There is a better chance that you will receive small business funding when you have a higher credit score. A provider will look at your personal score as well as your business score. If you have not built up your business credit, your personal credit score will need to be at least 600. Anything lower than 600 is considered "poor credit." Those with poor credit are usually denied outright.

Thanks to the Fair Credit Reporting Act, the three major credit bureaus (TransUnion, Experian, and Equifax) are required to provide you with a free annual credit report. Looking at these reports can give you a good idea of what loan providers will consider first when deciding whether to offer you a loan.

If your score is above 649, then you have at least "fair credit." If it is over 699, then it is considered "good credit," up until a score of 750 and above, which is known as "excellent credit." Those with excellent credit and no disqualifiers have a much easier time finding a loan.

Your Company's Age

While it is illegal for lenders to consider your age when making a loan decision, there is no law prohibiting a lender from looking at the age of your business.

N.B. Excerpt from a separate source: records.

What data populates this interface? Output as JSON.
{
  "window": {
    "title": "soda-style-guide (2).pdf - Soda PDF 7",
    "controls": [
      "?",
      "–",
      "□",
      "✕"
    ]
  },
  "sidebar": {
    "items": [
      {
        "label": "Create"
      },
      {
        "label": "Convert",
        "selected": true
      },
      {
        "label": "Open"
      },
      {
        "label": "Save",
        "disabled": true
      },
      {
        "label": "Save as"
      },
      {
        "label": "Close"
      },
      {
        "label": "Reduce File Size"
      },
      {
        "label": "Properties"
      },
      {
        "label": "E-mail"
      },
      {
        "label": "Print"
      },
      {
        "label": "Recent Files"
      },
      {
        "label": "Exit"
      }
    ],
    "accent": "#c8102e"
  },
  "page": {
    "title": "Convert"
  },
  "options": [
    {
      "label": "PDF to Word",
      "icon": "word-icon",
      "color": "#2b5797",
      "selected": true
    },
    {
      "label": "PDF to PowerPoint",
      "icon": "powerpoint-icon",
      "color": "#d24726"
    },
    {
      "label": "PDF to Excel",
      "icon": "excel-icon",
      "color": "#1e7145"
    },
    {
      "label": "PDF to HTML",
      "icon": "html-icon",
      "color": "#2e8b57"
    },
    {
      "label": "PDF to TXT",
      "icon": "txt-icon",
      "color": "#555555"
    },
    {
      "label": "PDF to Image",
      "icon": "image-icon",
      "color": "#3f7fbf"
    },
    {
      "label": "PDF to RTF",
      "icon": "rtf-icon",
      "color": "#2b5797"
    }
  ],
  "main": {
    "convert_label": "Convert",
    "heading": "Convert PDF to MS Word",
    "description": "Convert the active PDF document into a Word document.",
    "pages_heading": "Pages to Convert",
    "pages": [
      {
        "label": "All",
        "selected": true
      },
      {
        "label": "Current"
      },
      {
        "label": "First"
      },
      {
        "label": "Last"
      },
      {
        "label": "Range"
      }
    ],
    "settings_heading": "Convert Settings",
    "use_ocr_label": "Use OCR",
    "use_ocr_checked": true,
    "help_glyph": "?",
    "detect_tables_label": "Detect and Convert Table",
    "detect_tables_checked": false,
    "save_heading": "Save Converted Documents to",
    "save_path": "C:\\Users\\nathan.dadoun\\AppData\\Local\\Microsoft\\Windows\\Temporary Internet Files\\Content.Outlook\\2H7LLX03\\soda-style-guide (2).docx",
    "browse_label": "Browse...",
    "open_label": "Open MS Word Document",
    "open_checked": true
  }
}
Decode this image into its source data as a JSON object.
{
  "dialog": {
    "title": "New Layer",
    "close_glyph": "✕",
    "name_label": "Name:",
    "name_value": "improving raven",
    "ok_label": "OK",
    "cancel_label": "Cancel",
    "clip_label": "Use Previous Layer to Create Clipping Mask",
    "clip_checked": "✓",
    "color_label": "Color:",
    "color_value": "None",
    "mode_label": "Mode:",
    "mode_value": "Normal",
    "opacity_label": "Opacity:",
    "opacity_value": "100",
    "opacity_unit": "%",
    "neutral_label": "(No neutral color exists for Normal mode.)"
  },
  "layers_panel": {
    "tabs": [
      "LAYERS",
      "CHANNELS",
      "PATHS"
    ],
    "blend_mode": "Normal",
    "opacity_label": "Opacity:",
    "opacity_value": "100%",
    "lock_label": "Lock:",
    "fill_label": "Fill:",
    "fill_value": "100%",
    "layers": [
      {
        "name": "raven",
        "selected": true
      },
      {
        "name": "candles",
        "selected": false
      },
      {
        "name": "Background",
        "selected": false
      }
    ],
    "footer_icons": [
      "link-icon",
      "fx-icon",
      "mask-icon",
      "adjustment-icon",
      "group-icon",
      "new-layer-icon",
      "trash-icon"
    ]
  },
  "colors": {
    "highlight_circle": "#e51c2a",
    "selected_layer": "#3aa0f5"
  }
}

In fact, companies with less than six months of experience will find it very difficult to receive anything other than a small business loan for a new business. This is also known as startup funding.

When calculating your company's age, a provider will look at how long your business has been generating revenue.

Your Capital

The provider will need to examine your historical cash flow. Businesses that can show six months of healthy finances will have a better chance of receiving small business funding options.

You will not receive traditional funding if you do not have financial records that go back at least six months.

How Do Lenders Determine My Rates?

Before you're approved for a loan, your provider will check to make sure you meet some basic qualifications. Lenders will be sure to check if you're a U.S. citizen, at least 18 years old, and have a real address. From there, they will likely ask for more information about you and your business. Some of this information may be used to determine the rates you will pay for your loan.

Here's a list of what a lender may look at to calculate the rates you'll pay on your loan.

  • The type of loan you need
  • Your credit rating
  • Your business credit rating
  • How long your business has been around
  • How successful your business is, or how much of a risk it will be to lend to you
  • Whether you're securing the loan or not
  • The state and federal regulations

This list is not all-inclusive, and your loan provider may use other factors to calculate your interest rate and fees.

What if I Have Bad Business Credit?

If you have poor credit, you will likely end up paying more in interest and fees for your small business funding. You'll also probably have fewer loan options to choose from; however, it doesn't mean you have no options.

If you think your business credit will affect your chances of attaining a loan, see if you qualify for SBA loans geared toward struggling businesses. This type of loan may require you to take classes. It generally takes longer to apply for SBA loans than other types of loans. If you need money sooner rather than later, this type of loan isn't always a viable option. But if you have the time and think you can qualify, this is the route you should take.

What if My Business is Less Than Three Months Old?

A lot of loan providers will ask for your financial history from the last three months. This can be a point of conflict if you are trying to fund a startup, as small business loans are meant for businesses that have already established themselves. A startup brings its unique risks that are better addressed by a different financial product. You can find more information on startup loans.

*After filling out and submitting Lendza's loan request form, you may be connected with a lender or lending partner who does not offer PPP loans.